Michael Desmond, editor in chief of Redmond Developer News and
Desmond File blogger, is on vacation. Filling in for him today is Kathleen
Richards, RDN's senior editor.
Microsoft is running into some compatibility issues with Silverlight and the
of Firefox. Available as a free download earlier this week, Firefox 3 is
a major upgrade to the popular Mozilla browser.
"From what I've seen, the older versions of Firefox are fine," said
John Papa, a senior .NET consultant at ASPSOFT and author of an upcoming book
on data access and Silverlight 2. "There is a list of browsers on the Silverlight
site and they all work very well – the only one I have seen issues with
is the new version of Firefox."
He continued, "Some of the biggest issues, quite honestly, are getting
the right version of Silverlight installed."
Tim Heuer, developer evangelist for Silverlight at Microsoft, addressed some
of the Firefox 3 issues
in his blog:
"The nutshell version is that there was an apparent change in how
NPAPI model was implemented in FF3. Despite the back and forth in the bug
report, Microsoft has made some servicing updates as well as SDK updates that
make FF3 and Silverlight play nice together. There still seems to be some
broader concern over the FF3 implementation (as there were a number of plugins
that stopped working as well), but at least a level of work around has been
established for Silverlight."
Cynics may say that Microsoft is probably in no hurry to make Silverlight compatible
with other operating systems and browsers, especially Firefox, its top competitor
in the browser market.
"I don't see it as a problem," Papa said, "because Microsoft
is totally aware that if they don't solve that problem, [Silverlight] is certainly
not going to take off. They really want it to be a viable option to Flash and
if they want that, they can't just make it work on IE."
Although the problems may have resulted from changes in Firefox, Silverlight
is still a brand-new technology, and many developers are waiting to see how
it all shakes out before they decide to build apps with it. Microsoft released
1 in September 2007 and Silverlight
2 beta 2 early last month.
Web developer Jeffrey McManus, the chief executive of Platform Associates and
Approver.com, said he's sticking with HTML and AJAX for now, and taking a wait-and-see
approach with Silverlight.
"I am holding off doing anything with it," he said. "If something
crazy happens and it really starts catching on or they were to make it more

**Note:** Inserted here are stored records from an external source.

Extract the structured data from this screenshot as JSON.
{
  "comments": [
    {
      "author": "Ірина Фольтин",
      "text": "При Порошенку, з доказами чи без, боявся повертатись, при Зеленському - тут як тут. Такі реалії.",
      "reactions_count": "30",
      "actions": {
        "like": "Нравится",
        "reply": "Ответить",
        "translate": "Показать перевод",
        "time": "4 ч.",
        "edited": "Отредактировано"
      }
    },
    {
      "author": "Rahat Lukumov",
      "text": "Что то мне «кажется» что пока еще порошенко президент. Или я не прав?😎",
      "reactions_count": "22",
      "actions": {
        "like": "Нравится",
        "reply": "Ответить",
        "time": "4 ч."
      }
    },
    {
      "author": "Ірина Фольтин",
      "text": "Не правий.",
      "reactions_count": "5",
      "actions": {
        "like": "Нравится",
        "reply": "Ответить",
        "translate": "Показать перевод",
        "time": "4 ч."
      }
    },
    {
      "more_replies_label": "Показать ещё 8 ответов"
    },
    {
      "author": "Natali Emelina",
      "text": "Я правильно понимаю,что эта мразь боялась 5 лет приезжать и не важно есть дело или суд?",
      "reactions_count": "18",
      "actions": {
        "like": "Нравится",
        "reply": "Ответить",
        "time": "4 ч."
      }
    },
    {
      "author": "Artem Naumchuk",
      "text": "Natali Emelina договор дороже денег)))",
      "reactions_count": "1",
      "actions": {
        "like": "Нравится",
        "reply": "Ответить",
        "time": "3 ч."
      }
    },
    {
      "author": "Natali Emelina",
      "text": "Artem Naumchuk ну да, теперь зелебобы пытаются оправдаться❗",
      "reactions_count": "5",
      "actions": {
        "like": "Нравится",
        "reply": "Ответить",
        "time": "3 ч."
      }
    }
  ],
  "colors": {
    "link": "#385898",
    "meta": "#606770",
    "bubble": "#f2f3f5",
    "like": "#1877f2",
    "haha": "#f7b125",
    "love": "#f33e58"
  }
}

open in the sense that it was less of a Microsoft proprietary kind of thing
-- I know there is the Moonlight implementation that the Mono guys are working

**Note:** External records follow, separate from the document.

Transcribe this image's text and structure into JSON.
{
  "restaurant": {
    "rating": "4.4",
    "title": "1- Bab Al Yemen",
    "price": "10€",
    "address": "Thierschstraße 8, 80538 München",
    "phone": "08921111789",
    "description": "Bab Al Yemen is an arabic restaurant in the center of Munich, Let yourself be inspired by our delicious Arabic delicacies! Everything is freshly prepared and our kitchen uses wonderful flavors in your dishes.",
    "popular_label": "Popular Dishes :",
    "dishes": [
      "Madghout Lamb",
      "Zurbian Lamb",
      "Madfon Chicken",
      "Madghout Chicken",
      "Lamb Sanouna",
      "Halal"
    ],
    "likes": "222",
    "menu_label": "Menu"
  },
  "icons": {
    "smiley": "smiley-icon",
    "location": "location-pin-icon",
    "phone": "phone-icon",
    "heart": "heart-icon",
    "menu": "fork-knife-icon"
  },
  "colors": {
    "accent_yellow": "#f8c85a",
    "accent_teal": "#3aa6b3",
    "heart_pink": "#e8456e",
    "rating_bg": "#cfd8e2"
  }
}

on...The learning curve and risk of working with Silverlight is not going to
outweigh the benefits of sticking with the trendier stuff – that's just
kind of where I am with that stuff."
Are you holding off on Silverlight development because the technology is proprietary?
Are you building apps with Silverlight, or waiting to see if it catches on?
Weigh in on all things Silverlight at email@example.com.
Posted on 06/19/2008 at 1:15 PM